◆ What this task involves: With nothing left out, repeat every entry exactly.

Data items

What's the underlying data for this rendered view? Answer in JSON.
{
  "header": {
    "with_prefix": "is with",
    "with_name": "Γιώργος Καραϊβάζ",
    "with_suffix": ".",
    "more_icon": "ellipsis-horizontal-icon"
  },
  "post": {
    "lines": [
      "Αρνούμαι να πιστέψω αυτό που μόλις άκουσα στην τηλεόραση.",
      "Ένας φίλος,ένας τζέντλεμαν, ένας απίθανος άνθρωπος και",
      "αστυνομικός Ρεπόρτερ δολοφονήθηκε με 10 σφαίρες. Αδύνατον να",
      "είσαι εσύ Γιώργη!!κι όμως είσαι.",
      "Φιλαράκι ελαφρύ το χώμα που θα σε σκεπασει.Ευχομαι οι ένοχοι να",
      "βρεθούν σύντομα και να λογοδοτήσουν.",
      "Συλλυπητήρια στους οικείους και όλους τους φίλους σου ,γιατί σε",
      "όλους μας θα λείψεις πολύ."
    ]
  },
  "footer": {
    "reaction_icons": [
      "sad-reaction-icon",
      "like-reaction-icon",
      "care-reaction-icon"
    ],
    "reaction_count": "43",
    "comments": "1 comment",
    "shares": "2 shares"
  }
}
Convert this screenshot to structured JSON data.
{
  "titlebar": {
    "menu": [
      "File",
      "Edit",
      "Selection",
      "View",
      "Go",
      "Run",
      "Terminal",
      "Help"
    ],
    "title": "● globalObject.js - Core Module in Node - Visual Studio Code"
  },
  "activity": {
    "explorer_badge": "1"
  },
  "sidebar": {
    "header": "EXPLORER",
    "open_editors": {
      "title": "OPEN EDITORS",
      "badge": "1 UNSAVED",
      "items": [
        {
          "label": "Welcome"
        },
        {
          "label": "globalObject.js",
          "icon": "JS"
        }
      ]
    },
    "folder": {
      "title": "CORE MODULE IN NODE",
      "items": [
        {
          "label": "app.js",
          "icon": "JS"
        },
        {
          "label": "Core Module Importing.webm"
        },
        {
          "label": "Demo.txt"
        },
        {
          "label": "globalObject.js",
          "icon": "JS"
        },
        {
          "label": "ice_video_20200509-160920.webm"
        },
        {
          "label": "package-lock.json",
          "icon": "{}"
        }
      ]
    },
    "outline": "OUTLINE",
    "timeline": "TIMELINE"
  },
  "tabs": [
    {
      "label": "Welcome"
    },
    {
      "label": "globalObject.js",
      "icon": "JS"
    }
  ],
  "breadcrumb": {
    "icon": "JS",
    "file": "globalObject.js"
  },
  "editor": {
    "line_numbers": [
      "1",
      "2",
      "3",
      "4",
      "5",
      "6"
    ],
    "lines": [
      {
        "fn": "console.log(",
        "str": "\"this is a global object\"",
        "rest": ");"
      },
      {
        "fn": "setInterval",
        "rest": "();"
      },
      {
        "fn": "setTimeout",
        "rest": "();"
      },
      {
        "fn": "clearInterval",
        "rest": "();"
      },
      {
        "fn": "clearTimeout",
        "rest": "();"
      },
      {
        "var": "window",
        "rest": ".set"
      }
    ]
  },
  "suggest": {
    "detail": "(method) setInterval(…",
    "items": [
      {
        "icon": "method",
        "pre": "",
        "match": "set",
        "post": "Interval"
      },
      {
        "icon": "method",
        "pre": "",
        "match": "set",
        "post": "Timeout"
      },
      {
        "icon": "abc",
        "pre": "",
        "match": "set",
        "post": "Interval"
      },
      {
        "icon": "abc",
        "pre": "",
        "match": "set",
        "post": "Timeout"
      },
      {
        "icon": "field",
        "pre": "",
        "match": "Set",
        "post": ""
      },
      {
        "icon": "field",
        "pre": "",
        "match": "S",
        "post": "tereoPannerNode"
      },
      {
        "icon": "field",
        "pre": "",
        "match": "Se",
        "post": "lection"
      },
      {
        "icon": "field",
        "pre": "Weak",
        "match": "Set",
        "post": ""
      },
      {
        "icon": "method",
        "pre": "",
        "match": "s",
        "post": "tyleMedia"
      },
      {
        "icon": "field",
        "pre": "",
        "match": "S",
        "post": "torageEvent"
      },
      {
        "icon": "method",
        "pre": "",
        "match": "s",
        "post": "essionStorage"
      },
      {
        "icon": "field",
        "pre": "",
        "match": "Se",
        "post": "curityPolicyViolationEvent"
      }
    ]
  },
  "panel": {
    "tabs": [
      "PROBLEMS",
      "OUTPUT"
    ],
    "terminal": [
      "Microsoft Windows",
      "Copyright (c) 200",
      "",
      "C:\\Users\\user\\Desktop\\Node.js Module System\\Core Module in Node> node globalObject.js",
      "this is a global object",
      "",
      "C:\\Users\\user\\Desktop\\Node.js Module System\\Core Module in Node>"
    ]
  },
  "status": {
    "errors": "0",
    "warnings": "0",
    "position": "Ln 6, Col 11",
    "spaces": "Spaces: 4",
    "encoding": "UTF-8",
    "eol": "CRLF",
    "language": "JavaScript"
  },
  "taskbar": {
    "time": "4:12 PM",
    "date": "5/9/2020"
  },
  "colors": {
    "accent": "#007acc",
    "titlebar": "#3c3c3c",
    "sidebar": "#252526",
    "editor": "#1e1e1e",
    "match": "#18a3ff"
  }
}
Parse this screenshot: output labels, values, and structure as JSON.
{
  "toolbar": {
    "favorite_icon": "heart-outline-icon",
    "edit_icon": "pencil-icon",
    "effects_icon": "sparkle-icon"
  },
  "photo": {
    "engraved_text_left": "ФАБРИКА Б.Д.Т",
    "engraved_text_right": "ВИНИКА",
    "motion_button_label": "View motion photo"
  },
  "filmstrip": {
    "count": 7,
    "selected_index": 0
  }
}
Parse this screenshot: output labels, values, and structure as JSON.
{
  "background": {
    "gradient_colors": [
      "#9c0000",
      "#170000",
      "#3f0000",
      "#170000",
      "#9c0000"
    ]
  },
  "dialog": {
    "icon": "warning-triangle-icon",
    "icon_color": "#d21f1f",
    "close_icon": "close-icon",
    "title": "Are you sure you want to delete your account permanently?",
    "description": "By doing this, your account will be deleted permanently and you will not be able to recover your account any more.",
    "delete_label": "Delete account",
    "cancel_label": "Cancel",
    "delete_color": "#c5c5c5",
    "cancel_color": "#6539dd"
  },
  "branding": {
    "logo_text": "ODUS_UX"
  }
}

◆ The answer:
What's the underlying data for this rendered view? Answer in JSON.
{
  "header": {
    "with_prefix": "is with",
    "with_name": "Γιώργος Καραϊβάζ",
    "with_suffix": ".",
    "more_icon": "ellipsis-horizontal-icon"
  },
  "post": {
    "lines": [
      "Αρνούμαι να πιστέψω αυτό που μόλις άκουσα στην τηλεόραση.",
      "Ένας φίλος,ένας τζέντλεμαν, ένας απίθανος άνθρωπος και",
      "αστυνομικός Ρεπόρτερ δολοφονήθηκε με 10 σφαίρες. Αδύνατον να",
      "είσαι εσύ Γιώργη!!κι όμως είσαι.",
      "Φιλαράκι ελαφρύ το χώμα που θα σε σκεπασει.Ευχομαι οι ένοχοι να",
      "βρεθούν σύντομα και να λογοδοτήσουν.",
      "Συλλυπητήρια στους οικείους και όλους τους φίλους σου ,γιατί σε",
      "όλους μας θα λείψεις πολύ."
    ]
  },
  "footer": {
    "reaction_icons": [
      "sad-reaction-icon",
      "like-reaction-icon",
      "care-reaction-icon"
    ],
    "reaction_count": "43",
    "comments": "1 comment",
    "shares": "2 shares"
  }
}
Convert this screenshot to structured JSON data.
{
  "titlebar": {
    "menu": [
      "File",
      "Edit",
      "Selection",
      "View",
      "Go",
      "Run",
      "Terminal",
      "Help"
    ],
    "title": "● globalObject.js - Core Module in Node - Visual Studio Code"
  },
  "activity": {
    "explorer_badge": "1"
  },
  "sidebar": {
    "header": "EXPLORER",
    "open_editors": {
      "title": "OPEN EDITORS",
      "badge": "1 UNSAVED",
      "items": [
        {
          "label": "Welcome"
        },
        {
          "label": "globalObject.js",
          "icon": "JS"
        }
      ]
    },
    "folder": {
      "title": "CORE MODULE IN NODE",
      "items": [
        {
          "label": "app.js",
          "icon": "JS"
        },
        {
          "label": "Core Module Importing.webm"
        },
        {
          "label": "Demo.txt"
        },
        {
          "label": "globalObject.js",
          "icon": "JS"
        },
        {
          "label": "ice_video_20200509-160920.webm"
        },
        {
          "label": "package-lock.json",
          "icon": "{}"
        }
      ]
    },
    "outline": "OUTLINE",
    "timeline": "TIMELINE"
  },
  "tabs": [
    {
      "label": "Welcome"
    },
    {
      "label": "globalObject.js",
      "icon": "JS"
    }
  ],
  "breadcrumb": {
    "icon": "JS",
    "file": "globalObject.js"
  },
  "editor": {
    "line_numbers": [
      "1",
      "2",
      "3",
      "4",
      "5",
      "6"
    ],
    "lines": [
      {
        "fn": "console.log(",
        "str": "\"this is a global object\"",
        "rest": ");"
      },
      {
        "fn": "setInterval",
        "rest": "();"
      },
      {
        "fn": "setTimeout",
        "rest": "();"
      },
      {
        "fn": "clearInterval",
        "rest": "();"
      },
      {
        "fn": "clearTimeout",
        "rest": "();"
      },
      {
        "var": "window",
        "rest": ".set"
      }
    ]
  },
  "suggest": {
    "detail": "(method) setInterval(…",
    "items": [
      {
        "icon": "method",
        "pre": "",
        "match": "set",
        "post": "Interval"
      },
      {
        "icon": "method",
        "pre": "",
        "match": "set",
        "post": "Timeout"
      },
      {
        "icon": "abc",
        "pre": "",
        "match": "set",
        "post": "Interval"
      },
      {
        "icon": "abc",
        "pre": "",
        "match": "set",
        "post": "Timeout"
      },
      {
        "icon": "field",
        "pre": "",
        "match": "Set",
        "post": ""
      },
      {
        "icon": "field",
        "pre": "",
        "match": "S",
        "post": "tereoPannerNode"
      },
      {
        "icon": "field",
        "pre": "",
        "match": "Se",
        "post": "lection"
      },
      {
        "icon": "field",
        "pre": "Weak",
        "match": "Set",
        "post": ""
      },
      {
        "icon": "method",
        "pre": "",
        "match": "s",
        "post": "tyleMedia"
      },
      {
        "icon": "field",
        "pre": "",
        "match": "S",
        "post": "torageEvent"
      },
      {
        "icon": "method",
        "pre": "",
        "match": "s",
        "post": "essionStorage"
      },
      {
        "icon": "field",
        "pre": "",
        "match": "Se",
        "post": "curityPolicyViolationEvent"
      }
    ]
  },
  "panel": {
    "tabs": [
      "PROBLEMS",
      "OUTPUT"
    ],
    "terminal": [
      "Microsoft Windows",
      "Copyright (c) 200",
      "",
      "C:\\Users\\user\\Desktop\\Node.js Module System\\Core Module in Node> node globalObject.js",
      "this is a global object",
      "",
      "C:\\Users\\user\\Desktop\\Node.js Module System\\Core Module in Node>"
    ]
  },
  "status": {
    "errors": "0",
    "warnings": "0",
    "position": "Ln 6, Col 11",
    "spaces": "Spaces: 4",
    "encoding": "UTF-8",
    "eol": "CRLF",
    "language": "JavaScript"
  },
  "taskbar": {
    "time": "4:12 PM",
    "date": "5/9/2020"
  },
  "colors": {
    "accent": "#007acc",
    "titlebar": "#3c3c3c",
    "sidebar": "#252526",
    "editor": "#1e1e1e",
    "match": "#18a3ff"
  }
}
Parse this screenshot: output labels, values, and structure as JSON.
{
  "toolbar": {
    "favorite_icon": "heart-outline-icon",
    "edit_icon": "pencil-icon",
    "effects_icon": "sparkle-icon"
  },
  "photo": {
    "engraved_text_left": "ФАБРИКА Б.Д.Т",
    "engraved_text_right": "ВИНИКА",
    "motion_button_label": "View motion photo"
  },
  "filmstrip": {
    "count": 7,
    "selected_index": 0
  }
}
Parse this screenshot: output labels, values, and structure as JSON.
{
  "background": {
    "gradient_colors": [
      "#9c0000",
      "#170000",
      "#3f0000",
      "#170000",
      "#9c0000"
    ]
  },
  "dialog": {
    "icon": "warning-triangle-icon",
    "icon_color": "#d21f1f",
    "close_icon": "close-icon",
    "title": "Are you sure you want to delete your account permanently?",
    "description": "By doing this, your account will be deleted permanently and you will not be able to recover your account any more.",
    "delete_label": "Delete account",
    "cancel_label": "Cancel",
    "delete_color": "#c5c5c5",
    "cancel_color": "#6539dd"
  },
  "branding": {
    "logo_text": "ODUS_UX"
  }
}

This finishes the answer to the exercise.